Wynne designed all our boats with steering on the port side, which required a left-hand turning propeller to counteract the torque. Mercury only had right hand turning propellers. Only Volvo and Eaton had left handers, and that was Wynne’s royalty cash cow. Our demo 16’s had “Phony Cobras”, a 289 cu. In. Ford Interceptor of supposed 271 HP on Eaton “C” drives. That drive had a good idea, bad idea feature. It had an aluminum pin (should have been stainless steel) that allowed the drive to be turned down vertically to run, or up, to get the prop out of the water. Unfortunately, if you yanked the steering wheel hard enough at speed, it sheared the pin, the drive fell out, the boat ‘swapped ends’ immediately, and threw your ass out if you were not driving, then started to sink with a big hole where the drive had been. Everyone in the water donated clothes to stuff the hole. I got thrown out twice in one day. If you look at the picture of an early 16, it does not have a hand rail around the cockpit. After my second swim, they all had rails. We started winning one race after another, and unlike today’s races, they generated press all over the world.

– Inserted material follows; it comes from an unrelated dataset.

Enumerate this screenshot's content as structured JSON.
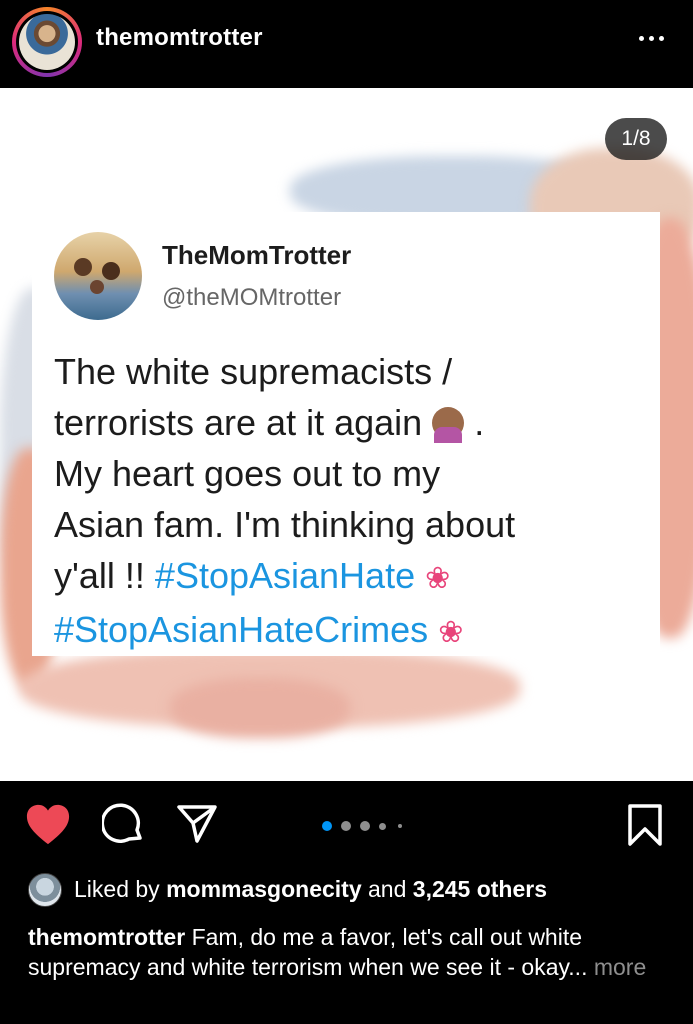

In April, 1965, Aronow sold Donzi and me to Teleflex, Inc., and signed another (Hah!) non- compete agreement. By the time he sold Magnum and Cigarette, he would legally have had to brand his race boats ‘Formula-Donzi-Magnum-Cigarette-Squadron’. Ahh, **** ‘em! If there was ever a person who was not cut out to be corporate employee, it was me. Under Aronow, I pretty much ran the place. Under Teleflex, they sent down a corporate executive to watch me. Dick Riddle became GM. I forget what they called me. Well, I remember some of the things they called me. Dick soon succumbed to drinking, Gin Rummy and lots of boating. They sent another and another. We sent them back with Tilley hats, flowered shirts and flip-flops. The chairman of the board of Teleflex sent down his brother to be out sales manager, while I was building, designing and racing boats. Dick and I fired him. Two weeks later, he bought the company. Uhoh!